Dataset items
★ ★ ★ ★

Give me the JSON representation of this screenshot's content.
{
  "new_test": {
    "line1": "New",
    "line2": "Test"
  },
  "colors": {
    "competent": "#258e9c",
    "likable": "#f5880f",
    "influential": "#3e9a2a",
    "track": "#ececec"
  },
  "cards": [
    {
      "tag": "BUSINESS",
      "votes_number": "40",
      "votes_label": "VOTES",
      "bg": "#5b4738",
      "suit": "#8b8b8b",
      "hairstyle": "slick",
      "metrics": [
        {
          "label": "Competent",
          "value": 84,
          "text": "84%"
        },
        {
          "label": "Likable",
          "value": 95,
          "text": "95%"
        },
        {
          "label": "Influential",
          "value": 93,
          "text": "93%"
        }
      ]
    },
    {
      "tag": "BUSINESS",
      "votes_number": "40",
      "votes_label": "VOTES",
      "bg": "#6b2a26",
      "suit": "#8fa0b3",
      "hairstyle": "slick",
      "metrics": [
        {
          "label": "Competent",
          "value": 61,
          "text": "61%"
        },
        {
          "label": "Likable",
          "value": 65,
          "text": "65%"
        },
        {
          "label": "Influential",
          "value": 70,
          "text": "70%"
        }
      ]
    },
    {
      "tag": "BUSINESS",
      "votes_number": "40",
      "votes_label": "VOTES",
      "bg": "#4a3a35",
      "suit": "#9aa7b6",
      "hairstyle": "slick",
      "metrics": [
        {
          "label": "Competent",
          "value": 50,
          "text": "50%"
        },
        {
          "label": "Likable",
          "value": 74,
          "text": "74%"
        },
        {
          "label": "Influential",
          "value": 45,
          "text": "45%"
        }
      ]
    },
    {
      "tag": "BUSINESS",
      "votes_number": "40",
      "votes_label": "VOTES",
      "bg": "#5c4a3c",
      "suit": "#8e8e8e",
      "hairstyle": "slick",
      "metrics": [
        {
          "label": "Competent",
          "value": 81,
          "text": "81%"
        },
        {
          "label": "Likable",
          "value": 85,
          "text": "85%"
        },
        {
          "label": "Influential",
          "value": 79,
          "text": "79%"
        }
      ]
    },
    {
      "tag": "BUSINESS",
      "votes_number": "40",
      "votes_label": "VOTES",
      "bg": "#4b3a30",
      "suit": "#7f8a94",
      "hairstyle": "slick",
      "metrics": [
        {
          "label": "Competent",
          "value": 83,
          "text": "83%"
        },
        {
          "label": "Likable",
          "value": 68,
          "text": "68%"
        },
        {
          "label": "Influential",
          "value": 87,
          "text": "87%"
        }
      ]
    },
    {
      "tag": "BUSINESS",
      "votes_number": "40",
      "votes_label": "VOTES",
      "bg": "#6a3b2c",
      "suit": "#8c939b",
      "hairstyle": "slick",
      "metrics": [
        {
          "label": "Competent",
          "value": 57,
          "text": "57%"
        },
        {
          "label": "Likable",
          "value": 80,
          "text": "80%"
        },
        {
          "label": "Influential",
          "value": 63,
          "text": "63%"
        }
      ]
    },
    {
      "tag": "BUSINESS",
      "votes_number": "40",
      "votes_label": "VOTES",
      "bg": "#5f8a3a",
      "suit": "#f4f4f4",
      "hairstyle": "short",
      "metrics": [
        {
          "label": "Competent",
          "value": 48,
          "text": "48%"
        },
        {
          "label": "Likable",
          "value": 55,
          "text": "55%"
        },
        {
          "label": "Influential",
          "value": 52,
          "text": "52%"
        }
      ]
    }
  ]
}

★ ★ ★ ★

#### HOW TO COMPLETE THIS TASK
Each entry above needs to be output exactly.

#### ANSWER BOX
Give me the JSON representation of this screenshot's content.
{
  "new_test": {
    "line1": "New",
    "line2": "Test"
  },
  "colors": {
    "competent": "#258e9c",
    "likable": "#f5880f",
    "influential": "#3e9a2a",
    "track": "#ececec"
  },
  "cards": [
    {
      "tag": "BUSINESS",
      "votes_number": "40",
      "votes_label": "VOTES",
      "bg": "#5b4738",
      "suit": "#8b8b8b",
      "hairstyle": "slick",
      "metrics": [
        {
          "label": "Competent",
          "value": 84,
          "text": "84%"
        },
        {
          "label": "Likable",
          "value": 95,
          "text": "95%"
        },
        {
          "label": "Influential",
          "value": 93,
          "text": "93%"
        }
      ]
    },
    {
      "tag": "BUSINESS",
      "votes_number": "40",
      "votes_label": "VOTES",
      "bg": "#6b2a26",
      "suit": "#8fa0b3",
      "hairstyle": "slick",
      "metrics": [
        {
          "label": "Competent",
          "value": 61,
          "text": "61%"
        },
        {
          "label": "Likable",
          "value": 65,
          "text": "65%"
        },
        {
          "label": "Influential",
          "value": 70,
          "text": "70%"
        }
      ]
    },
    {
      "tag": "BUSINESS",
      "votes_number": "40",
      "votes_label": "VOTES",
      "bg": "#4a3a35",
      "suit": "#9aa7b6",
      "hairstyle": "slick",
      "metrics": [
        {
          "label": "Competent",
          "value": 50,
          "text": "50%"
        },
        {
          "label": "Likable",
          "value": 74,
          "text": "74%"
        },
        {
          "label": "Influential",
          "value": 45,
          "text": "45%"
        }
      ]
    },
    {
      "tag": "BUSINESS",
      "votes_number": "40",
      "votes_label": "VOTES",
      "bg": "#5c4a3c",
      "suit": "#8e8e8e",
      "hairstyle": "slick",
      "metrics": [
        {
          "label": "Competent",
          "value": 81,
          "text": "81%"
        },
        {
          "label": "Likable",
          "value": 85,
          "text": "85%"
        },
        {
          "label": "Influential",
          "value": 79,
          "text": "79%"
        }
      ]
    },
    {
      "tag": "BUSINESS",
      "votes_number": "40",
      "votes_label": "VOTES",
      "bg": "#4b3a30",
      "suit": "#7f8a94",
      "hairstyle": "slick",
      "metrics": [
        {
          "label": "Competent",
          "value": 83,
          "text": "83%"
        },
        {
          "label": "Likable",
          "value": 68,
          "text": "68%"
        },
        {
          "label": "Influential",
          "value": 87,
          "text": "87%"
        }
      ]
    },
    {
      "tag": "BUSINESS",
      "votes_number": "40",
      "votes_label": "VOTES",
      "bg": "#6a3b2c",
      "suit": "#8c939b",
      "hairstyle": "slick",
      "metrics": [
        {
          "label": "Competent",
          "value": 57,
          "text": "57%"
        },
        {
          "label": "Likable",
          "value": 80,
          "text": "80%"
        },
        {
          "label": "Influential",
          "value": 63,
          "text": "63%"
        }
      ]
    },
    {
      "tag": "BUSINESS",
      "votes_number": "40",
      "votes_label": "VOTES",
      "bg": "#5f8a3a",
      "suit": "#f4f4f4",
      "hairstyle": "short",
      "metrics": [
        {
          "label": "Competent",
          "value": 48,
          "text": "48%"
        },
        {
          "label": "Likable",
          "value": 55,
          "text": "55%"
        },
        {
          "label": "Influential",
          "value": 52,
          "text": "52%"
        }
      ]
    }
  ]
}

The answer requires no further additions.